So many people had a hand in creating this character, from us writing the lines to people doing the animation and every other part of this process, and a lot of them had a friend or acquaintance that they could talk to. And on the more professional side, we had a huge amount of help from ASL interpreters we worked with directly, Lucy Farley and Darcie Kerr, so when we were doing video references in the scenes where Amaya is doing ASL, we could say, “Does this come across as authentic? Are we going in the right direction with the character?”
Some of Amaya’s most intimate moments are untranslated — was that a conscious choice?
Devon: That was very deliberate. We went back and forth on it, but we decided that when Gren wasn’t speaking for her, she spoke for herself. The scene where she’s at her sister’s grave—we were worried, because it’s a show for children, that we might lose people. But then the animation came back, and she was so emotive, and it’s so beautiful. I think even in the absence of subtitles, it really stands on its own. And she’s a deaf character — we wanted it so that understanding what she’s communicating here is for the deaf audience.
I also want to talk about Gren, her interpreter — he and Amaya have this great dynamic, and they’re kind of an unlikely pair. How did that come about, and how do you envision their relationship?
Devon: Because we didn’t initially have Amaya as a deaf character, Gren was originally a lieutenant—and looking back, we had made him maybe more comic relief than we should have. He was this bumbling assistant to her, and we gave him this cute little catchphrase where he would say, “Very good!” all the time. And we cast this character before we had done this reimagining of [the episode in which they first appear] with Amaya as a deaf general … So, when Adrian Petriw came in to record, he had no idea he was also going to be recording all of Amaya’s lines. He brought so much to the character that I honestly believe wasn’t written into the page. There were so many things that could’ve gone wrong, and we worried when we were writing the script, like, “When Gren gets his own lines, are people going to be confused? Is it going to play well on screen?” But the acting just brought both of them to new heights.
You’ve both been pretty active on Twitter since the show dropped. What has the fan response been like so far? Is there an interaction that’s really stayed with you?

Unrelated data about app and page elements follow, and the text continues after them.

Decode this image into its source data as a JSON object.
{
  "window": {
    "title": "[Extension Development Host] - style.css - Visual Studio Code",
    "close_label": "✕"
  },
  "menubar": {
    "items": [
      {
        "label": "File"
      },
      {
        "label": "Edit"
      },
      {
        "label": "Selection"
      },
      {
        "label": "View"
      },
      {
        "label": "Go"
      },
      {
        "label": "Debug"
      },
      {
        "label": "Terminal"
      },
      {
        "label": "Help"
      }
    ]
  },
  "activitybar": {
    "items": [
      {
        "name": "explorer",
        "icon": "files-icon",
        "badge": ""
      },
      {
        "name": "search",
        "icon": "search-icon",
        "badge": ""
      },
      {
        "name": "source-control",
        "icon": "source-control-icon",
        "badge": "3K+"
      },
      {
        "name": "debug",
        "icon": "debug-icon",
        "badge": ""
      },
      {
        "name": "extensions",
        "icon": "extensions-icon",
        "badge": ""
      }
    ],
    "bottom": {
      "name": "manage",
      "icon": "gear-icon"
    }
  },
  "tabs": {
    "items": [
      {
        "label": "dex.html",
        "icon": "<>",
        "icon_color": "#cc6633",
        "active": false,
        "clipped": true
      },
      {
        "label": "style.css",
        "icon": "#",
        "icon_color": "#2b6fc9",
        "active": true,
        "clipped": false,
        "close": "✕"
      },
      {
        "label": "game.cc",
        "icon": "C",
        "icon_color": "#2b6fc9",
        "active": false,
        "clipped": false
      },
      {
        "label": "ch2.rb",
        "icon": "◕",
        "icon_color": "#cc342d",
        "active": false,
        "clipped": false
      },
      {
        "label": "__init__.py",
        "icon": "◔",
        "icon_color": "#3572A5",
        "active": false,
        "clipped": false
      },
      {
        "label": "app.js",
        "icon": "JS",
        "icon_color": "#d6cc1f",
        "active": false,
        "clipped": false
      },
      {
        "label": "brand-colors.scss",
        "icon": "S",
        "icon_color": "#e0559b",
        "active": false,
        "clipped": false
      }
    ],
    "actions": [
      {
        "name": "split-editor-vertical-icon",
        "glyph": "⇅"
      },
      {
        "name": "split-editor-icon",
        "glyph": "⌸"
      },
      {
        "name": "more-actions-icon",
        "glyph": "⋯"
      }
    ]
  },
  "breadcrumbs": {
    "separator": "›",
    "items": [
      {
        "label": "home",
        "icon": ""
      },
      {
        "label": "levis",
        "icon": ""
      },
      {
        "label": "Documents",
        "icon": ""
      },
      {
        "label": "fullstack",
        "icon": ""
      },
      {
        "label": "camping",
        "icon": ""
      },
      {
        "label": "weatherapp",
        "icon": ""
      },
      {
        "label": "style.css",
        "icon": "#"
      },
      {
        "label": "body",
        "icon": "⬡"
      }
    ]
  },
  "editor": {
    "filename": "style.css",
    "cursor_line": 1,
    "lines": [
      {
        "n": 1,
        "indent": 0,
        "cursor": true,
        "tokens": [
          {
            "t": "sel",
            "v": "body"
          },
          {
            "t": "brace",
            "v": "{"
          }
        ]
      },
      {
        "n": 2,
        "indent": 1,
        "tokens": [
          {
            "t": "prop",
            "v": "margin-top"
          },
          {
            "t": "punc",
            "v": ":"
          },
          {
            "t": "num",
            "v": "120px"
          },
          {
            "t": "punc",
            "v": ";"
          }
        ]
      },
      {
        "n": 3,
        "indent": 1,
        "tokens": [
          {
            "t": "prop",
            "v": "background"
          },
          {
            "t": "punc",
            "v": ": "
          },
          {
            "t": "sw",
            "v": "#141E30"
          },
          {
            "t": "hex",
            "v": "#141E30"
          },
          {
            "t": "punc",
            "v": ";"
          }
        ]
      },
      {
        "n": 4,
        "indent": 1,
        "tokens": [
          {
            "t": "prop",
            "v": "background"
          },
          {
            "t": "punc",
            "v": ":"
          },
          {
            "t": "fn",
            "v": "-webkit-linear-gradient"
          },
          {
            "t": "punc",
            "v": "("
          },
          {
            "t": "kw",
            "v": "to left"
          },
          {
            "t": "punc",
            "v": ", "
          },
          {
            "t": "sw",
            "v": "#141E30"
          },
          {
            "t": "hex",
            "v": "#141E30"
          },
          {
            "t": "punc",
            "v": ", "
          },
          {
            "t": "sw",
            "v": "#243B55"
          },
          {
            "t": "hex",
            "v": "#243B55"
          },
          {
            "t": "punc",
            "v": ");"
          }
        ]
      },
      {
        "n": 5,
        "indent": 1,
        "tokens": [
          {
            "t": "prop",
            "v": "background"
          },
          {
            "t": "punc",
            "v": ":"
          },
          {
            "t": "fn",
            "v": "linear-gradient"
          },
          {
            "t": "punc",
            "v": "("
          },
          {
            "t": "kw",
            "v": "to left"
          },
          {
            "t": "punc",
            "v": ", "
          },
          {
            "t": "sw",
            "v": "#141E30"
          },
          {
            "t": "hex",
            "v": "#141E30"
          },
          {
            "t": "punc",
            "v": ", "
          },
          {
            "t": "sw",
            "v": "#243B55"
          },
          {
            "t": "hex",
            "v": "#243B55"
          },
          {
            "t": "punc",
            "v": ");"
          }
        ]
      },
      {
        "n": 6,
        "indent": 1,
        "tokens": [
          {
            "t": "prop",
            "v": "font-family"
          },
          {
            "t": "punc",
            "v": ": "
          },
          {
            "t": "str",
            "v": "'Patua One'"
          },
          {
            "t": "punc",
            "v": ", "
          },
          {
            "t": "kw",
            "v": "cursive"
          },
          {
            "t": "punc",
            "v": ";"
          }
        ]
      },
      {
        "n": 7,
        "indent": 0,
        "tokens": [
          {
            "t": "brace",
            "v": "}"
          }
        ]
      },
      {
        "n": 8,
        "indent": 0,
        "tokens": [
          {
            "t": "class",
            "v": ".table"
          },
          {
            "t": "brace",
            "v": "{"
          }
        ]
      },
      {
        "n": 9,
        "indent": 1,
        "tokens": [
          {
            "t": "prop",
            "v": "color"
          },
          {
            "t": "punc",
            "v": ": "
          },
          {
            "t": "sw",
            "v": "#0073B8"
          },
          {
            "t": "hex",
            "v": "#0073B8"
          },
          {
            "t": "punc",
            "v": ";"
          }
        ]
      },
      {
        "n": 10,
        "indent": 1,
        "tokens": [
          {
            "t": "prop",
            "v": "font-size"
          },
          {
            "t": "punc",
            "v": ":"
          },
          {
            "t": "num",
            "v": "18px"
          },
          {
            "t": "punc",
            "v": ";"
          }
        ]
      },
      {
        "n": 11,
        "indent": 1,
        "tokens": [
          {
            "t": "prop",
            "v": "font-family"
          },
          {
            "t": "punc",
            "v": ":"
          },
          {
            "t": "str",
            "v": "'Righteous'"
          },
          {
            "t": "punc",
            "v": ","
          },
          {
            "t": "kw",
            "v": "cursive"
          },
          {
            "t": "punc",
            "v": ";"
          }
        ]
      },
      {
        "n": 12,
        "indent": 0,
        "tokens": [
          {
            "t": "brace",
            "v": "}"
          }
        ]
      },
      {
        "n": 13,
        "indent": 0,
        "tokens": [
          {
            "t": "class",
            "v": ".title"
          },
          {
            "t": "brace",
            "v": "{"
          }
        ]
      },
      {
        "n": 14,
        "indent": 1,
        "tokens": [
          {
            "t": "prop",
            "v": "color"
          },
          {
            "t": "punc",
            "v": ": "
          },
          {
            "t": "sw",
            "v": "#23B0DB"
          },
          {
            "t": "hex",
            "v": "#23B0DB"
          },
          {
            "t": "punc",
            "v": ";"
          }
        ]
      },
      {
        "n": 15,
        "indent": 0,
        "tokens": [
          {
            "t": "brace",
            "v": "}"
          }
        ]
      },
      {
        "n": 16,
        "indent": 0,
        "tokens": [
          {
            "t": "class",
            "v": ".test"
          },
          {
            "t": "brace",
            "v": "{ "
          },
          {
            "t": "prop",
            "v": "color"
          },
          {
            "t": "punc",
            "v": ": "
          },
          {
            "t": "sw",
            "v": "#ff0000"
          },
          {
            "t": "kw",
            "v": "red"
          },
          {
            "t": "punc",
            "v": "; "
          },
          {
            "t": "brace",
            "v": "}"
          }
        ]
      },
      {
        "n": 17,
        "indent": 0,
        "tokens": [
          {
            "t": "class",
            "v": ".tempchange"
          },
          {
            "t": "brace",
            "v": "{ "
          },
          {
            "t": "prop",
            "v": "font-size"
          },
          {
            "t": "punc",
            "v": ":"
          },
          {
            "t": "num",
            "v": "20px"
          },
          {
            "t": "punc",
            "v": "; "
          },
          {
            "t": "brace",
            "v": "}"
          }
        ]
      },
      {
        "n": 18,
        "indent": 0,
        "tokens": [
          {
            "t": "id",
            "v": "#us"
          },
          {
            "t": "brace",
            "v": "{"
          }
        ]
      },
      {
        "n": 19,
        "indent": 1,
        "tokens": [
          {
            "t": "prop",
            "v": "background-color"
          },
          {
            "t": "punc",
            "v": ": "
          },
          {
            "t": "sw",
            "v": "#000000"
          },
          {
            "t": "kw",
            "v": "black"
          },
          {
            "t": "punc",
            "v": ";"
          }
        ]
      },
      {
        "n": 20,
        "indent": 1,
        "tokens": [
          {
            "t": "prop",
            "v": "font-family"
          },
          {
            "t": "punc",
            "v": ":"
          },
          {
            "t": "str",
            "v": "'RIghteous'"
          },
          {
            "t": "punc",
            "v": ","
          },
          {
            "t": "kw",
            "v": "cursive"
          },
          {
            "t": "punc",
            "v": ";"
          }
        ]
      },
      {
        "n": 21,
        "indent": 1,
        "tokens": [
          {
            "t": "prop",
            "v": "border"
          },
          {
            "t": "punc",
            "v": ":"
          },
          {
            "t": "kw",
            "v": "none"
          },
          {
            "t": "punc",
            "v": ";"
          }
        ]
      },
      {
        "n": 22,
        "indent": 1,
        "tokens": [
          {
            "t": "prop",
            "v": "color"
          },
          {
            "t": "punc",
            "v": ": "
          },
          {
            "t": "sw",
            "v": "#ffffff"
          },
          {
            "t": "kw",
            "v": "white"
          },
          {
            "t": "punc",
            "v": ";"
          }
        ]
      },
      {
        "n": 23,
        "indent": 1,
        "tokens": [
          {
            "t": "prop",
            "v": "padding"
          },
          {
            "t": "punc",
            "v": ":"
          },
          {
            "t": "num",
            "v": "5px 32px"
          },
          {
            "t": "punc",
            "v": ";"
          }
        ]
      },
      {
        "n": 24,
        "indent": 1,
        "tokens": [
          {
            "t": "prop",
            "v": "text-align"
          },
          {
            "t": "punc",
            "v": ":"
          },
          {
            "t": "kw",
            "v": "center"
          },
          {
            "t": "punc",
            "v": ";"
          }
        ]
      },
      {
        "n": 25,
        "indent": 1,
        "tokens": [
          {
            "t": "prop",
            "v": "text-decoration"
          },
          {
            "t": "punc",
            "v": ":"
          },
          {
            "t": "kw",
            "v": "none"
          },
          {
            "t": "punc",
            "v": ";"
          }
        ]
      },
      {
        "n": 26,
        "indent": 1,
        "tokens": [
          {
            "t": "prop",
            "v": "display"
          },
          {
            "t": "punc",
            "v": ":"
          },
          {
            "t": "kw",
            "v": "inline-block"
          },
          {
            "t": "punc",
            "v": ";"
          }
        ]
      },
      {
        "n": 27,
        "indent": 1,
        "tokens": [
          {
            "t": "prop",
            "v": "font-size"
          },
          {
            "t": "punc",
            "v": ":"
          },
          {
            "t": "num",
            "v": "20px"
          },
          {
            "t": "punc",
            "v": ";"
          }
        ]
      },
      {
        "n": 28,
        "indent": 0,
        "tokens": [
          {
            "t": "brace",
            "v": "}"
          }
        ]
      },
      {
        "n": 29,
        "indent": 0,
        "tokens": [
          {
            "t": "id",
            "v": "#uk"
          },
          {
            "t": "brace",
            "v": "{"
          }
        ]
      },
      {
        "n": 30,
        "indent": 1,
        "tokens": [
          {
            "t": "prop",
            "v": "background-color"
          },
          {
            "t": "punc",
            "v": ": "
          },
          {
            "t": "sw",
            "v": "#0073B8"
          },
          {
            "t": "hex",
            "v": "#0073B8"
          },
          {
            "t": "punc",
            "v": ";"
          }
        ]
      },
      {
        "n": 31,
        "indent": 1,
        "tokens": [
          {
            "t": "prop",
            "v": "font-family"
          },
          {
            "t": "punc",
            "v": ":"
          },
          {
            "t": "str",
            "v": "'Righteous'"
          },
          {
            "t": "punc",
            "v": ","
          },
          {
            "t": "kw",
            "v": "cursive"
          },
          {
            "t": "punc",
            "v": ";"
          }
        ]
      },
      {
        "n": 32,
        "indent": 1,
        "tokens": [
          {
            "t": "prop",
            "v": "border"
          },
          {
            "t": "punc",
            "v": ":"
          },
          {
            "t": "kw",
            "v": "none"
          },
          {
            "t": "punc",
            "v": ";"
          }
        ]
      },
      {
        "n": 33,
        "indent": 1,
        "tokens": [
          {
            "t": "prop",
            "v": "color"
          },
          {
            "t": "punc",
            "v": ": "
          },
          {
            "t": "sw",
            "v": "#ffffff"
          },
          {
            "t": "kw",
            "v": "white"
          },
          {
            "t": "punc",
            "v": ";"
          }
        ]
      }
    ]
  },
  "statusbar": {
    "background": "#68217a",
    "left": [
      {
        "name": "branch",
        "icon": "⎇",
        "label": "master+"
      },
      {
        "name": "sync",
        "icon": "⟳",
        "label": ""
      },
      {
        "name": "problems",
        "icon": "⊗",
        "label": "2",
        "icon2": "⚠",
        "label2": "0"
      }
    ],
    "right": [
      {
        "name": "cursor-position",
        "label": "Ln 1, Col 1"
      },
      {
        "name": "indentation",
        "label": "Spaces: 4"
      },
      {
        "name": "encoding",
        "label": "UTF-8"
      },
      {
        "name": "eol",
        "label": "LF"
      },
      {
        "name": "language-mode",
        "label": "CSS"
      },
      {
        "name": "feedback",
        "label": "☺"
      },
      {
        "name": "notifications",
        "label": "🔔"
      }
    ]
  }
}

Iain: There was a person who, when you see the flashback with Ava, they sort of rolled their eyes on Twitter, like, “Oh, this puppy lost its leg and then it was magically healed, I’ve seen this a hundred times.” So, we were nervous and wondering if they’d even bother continuing to watch the show. (Laughs.) But then they reached the part where it’s explained that the leg was an illusion and Ava was happy with or without it the whole time — and it turns out this person actually owns a three-legged puppy and has a very strong bond with their own real-life Ava. So, it was really amazing to get to see their reaction unfold in real time.
All of the love for the show so far seems like a good sign. If you do get another season, what do you personally hope comes next for Amaya and the story as a whole?

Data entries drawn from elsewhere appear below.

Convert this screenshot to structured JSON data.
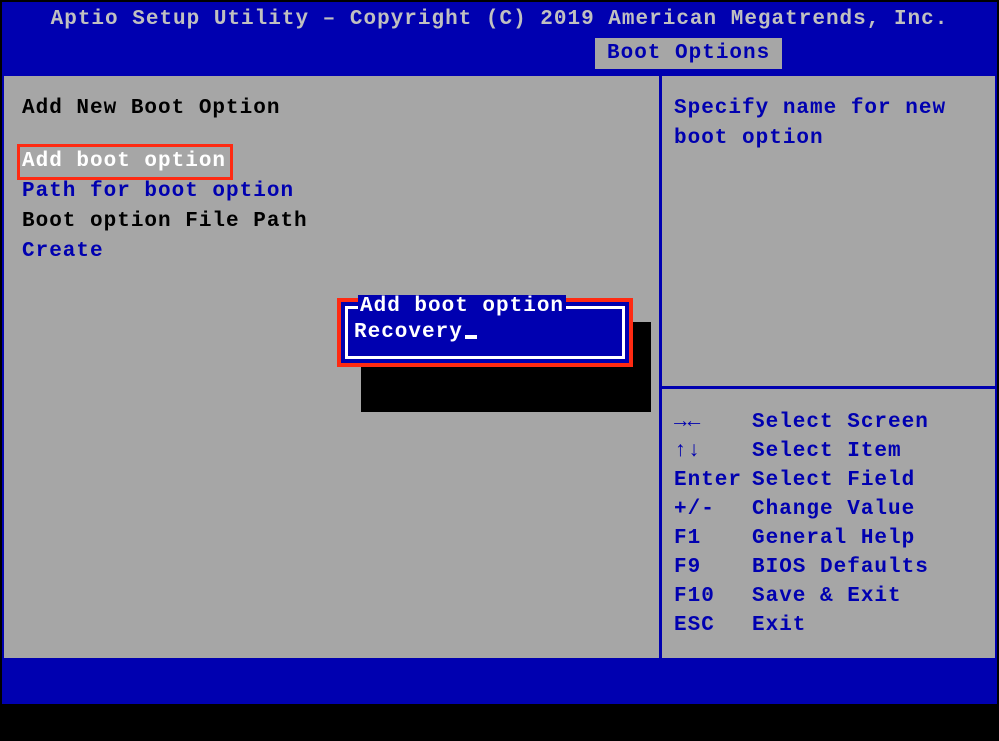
{
  "header": {
    "title": "Aptio Setup Utility – Copyright (C) 2019 American Megatrends, Inc.",
    "tab": "Boot Options"
  },
  "menu": {
    "heading": "Add New Boot Option",
    "selected": "Add boot option",
    "path_label": "Path for boot option",
    "file_path_label": "Boot option File Path",
    "create_label": "Create"
  },
  "popup": {
    "title": "Add boot option",
    "value": "Recovery"
  },
  "help": {
    "line1": "Specify name for new",
    "line2": "boot option"
  },
  "keys": [
    {
      "key": "→←",
      "action": "Select Screen"
    },
    {
      "key": "↑↓",
      "action": "Select Item"
    },
    {
      "key": "Enter",
      "action": "Select Field"
    },
    {
      "key": "+/-",
      "action": "Change Value"
    },
    {
      "key": "F1",
      "action": "General Help"
    },
    {
      "key": "F9",
      "action": "BIOS Defaults"
    },
    {
      "key": "F10",
      "action": "Save & Exit"
    },
    {
      "key": "ESC",
      "action": "Exit"
    }
  ]
}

Iain: Without going into possible spoiler territory, I think Amaya could be a really great way to explore another part of the world. She’s heading back to the Breach, a place that connects Xadia and the human kingdoms, at a time when tensions are really coming to a head, so if she has to hold the line there, she’ll have to deal with some trials and tribulations, and we’ll get to see more of Xadia. Season one is so focused on the human kingdoms, and specifically Katolis — if we get to tell more stories, we’ll get to pull back that camera on the wider world, and Amaya would be a great viewpoint for that.
Alex Barasch is a writer based in New York City. His work has appeared in Slate, Variety, and the Washington Post.